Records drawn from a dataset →
= = = = =
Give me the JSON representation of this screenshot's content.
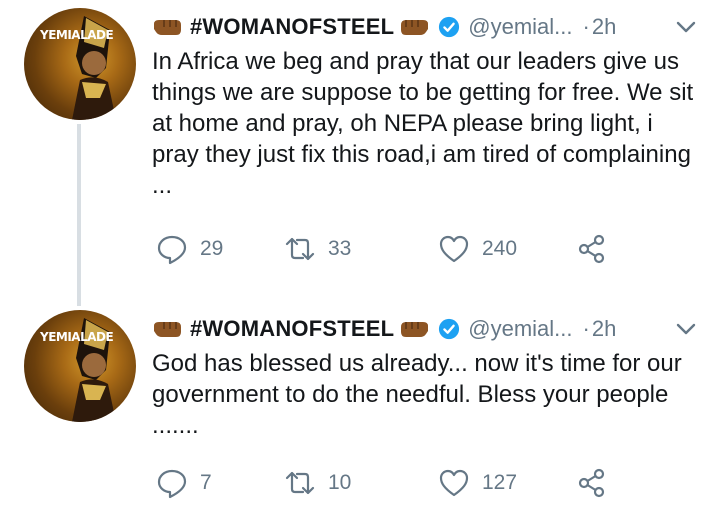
{
  "tweets": [
    {
      "avatar_text": "YEMIALADE",
      "author_name": "#WOMANOFSTEEL",
      "handle": "@yemial...",
      "separator": "·",
      "time": "2h",
      "text": "In Africa we beg and pray that our leaders give us things we are suppose to be getting for free. We sit at home and pray, oh NEPA please bring light, i pray they just fix this road,i am tired of complaining ...",
      "replies": "29",
      "retweets": "33",
      "likes": "240"
    },
    {
      "avatar_text": "YEMIALADE",
      "author_name": "#WOMANOFSTEEL",
      "handle": "@yemial...",
      "separator": "·",
      "time": "2h",
      "text": "God has blessed us already... now it's time for our government to do the needful. Bless your people .......",
      "replies": "7",
      "retweets": "10",
      "likes": "127"
    }
  ],
  "colors": {
    "text": "#14171a",
    "secondary": "#657786",
    "verified": "#1da1f2",
    "thread_line": "#d8dee3",
    "emoji_fist": "#8d5524"
  },
  "icons": [
    "fist-emoji-icon",
    "verified-badge-icon",
    "chevron-down-icon",
    "reply-icon",
    "retweet-icon",
    "like-icon",
    "share-icon"
  ]
}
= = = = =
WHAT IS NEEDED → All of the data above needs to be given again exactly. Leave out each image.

RESPONSE AREA →
Give me the JSON representation of this screenshot's content.
{
  "tweets": [
    {
      "avatar_text": "YEMIALADE",
      "author_name": "#WOMANOFSTEEL",
      "handle": "@yemial...",
      "separator": "·",
      "time": "2h",
      "text": "In Africa we beg and pray that our leaders give us things we are suppose to be getting for free. We sit at home and pray, oh NEPA please bring light, i pray they just fix this road,i am tired of complaining ...",
      "replies": "29",
      "retweets": "33",
      "likes": "240"
    },
    {
      "avatar_text": "YEMIALADE",
      "author_name": "#WOMANOFSTEEL",
      "handle": "@yemial...",
      "separator": "·",
      "time": "2h",
      "text": "God has blessed us already... now it's time for our government to do the needful. Bless your people .......",
      "replies": "7",
      "retweets": "10",
      "likes": "127"
    }
  ],
  "colors": {
    "text": "#14171a",
    "secondary": "#657786",
    "verified": "#1da1f2",
    "thread_line": "#d8dee3",
    "emoji_fist": "#8d5524"
  },
  "icons": [
    "fist-emoji-icon",
    "verified-badge-icon",
    "chevron-down-icon",
    "reply-icon",
    "retweet-icon",
    "like-icon",
    "share-icon"
  ]
}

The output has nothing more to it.